The “kitchen island” that I found curbside lived in my house for about 15 months before I was in the right frame of mind to rehab it. I use the term “kitchen island” loosely because I’m fairly sure that the previous owners used this table as a planting surface or basement storage area. I lysol’ed the heck out of it and let it work for me as an extra surface in the kitchen, until just recently, when I decided it was time to do the envisioned fixes.
The original table had some interesting elements that I liked – built-in shelves and dowel details on the sides, cute scalloped legs, and a generally nice frame. The height was an issue. I’m a tall 5’8″, so I couldn’t easily do much slicing and dicing on the low tabletop surface. The vinyl tabletop was also an issue – old and eternally dirty, let alone the fact that it didn’t match anything I owned.
What’d I do? Tore off the top of the table and trashed it. I’m pretty sure I found mold in there too (insert completely horrified face). The remaining frame was carefully disassembled, cleaned, and reassembled in such a way to re-purpose the shelves on one side and dowels. New legs (1″x3″ and 1″x6″ boards) cost approx $15 from Home Depot (I even sprung for higher quality lumber) and the height of the new table matches the height of the countertop, so it’s perfectly comfortable to work at now.
Butcherblock would have been a PERFECT new top to this table, but I couldn’t afford a new piece, and decided that I wanted to paint the surface white eventually (there are too many types of wood in that kitchen already), so I headed to Home Depot to see if I could find any inspiration. I found some tongue-and-groove flooring in a clearance area that I decided to try – it seemed sturdy when I laid it together in the store, and I ended up only needing three-10′ boards ($9 total, since they were on sale). I thought some 1″x2″ boards might suffice as a trim/casing for the tabletop. We glued, and let that dry for a day, trimed the edges even, applied some underneath support (with Pete’s new nail gun!), and sanded, sanded, sanded.

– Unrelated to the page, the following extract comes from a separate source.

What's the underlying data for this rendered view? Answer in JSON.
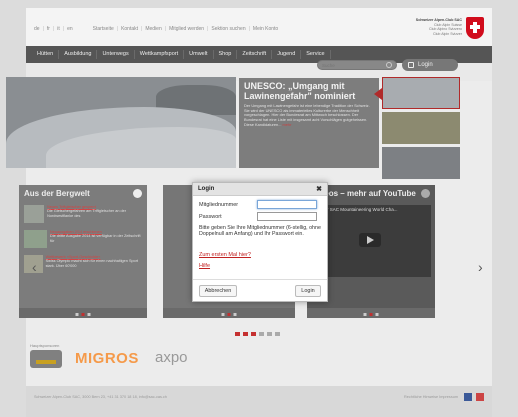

The final table will need to be painted (probably white) again, but I’m leaving as-is for now.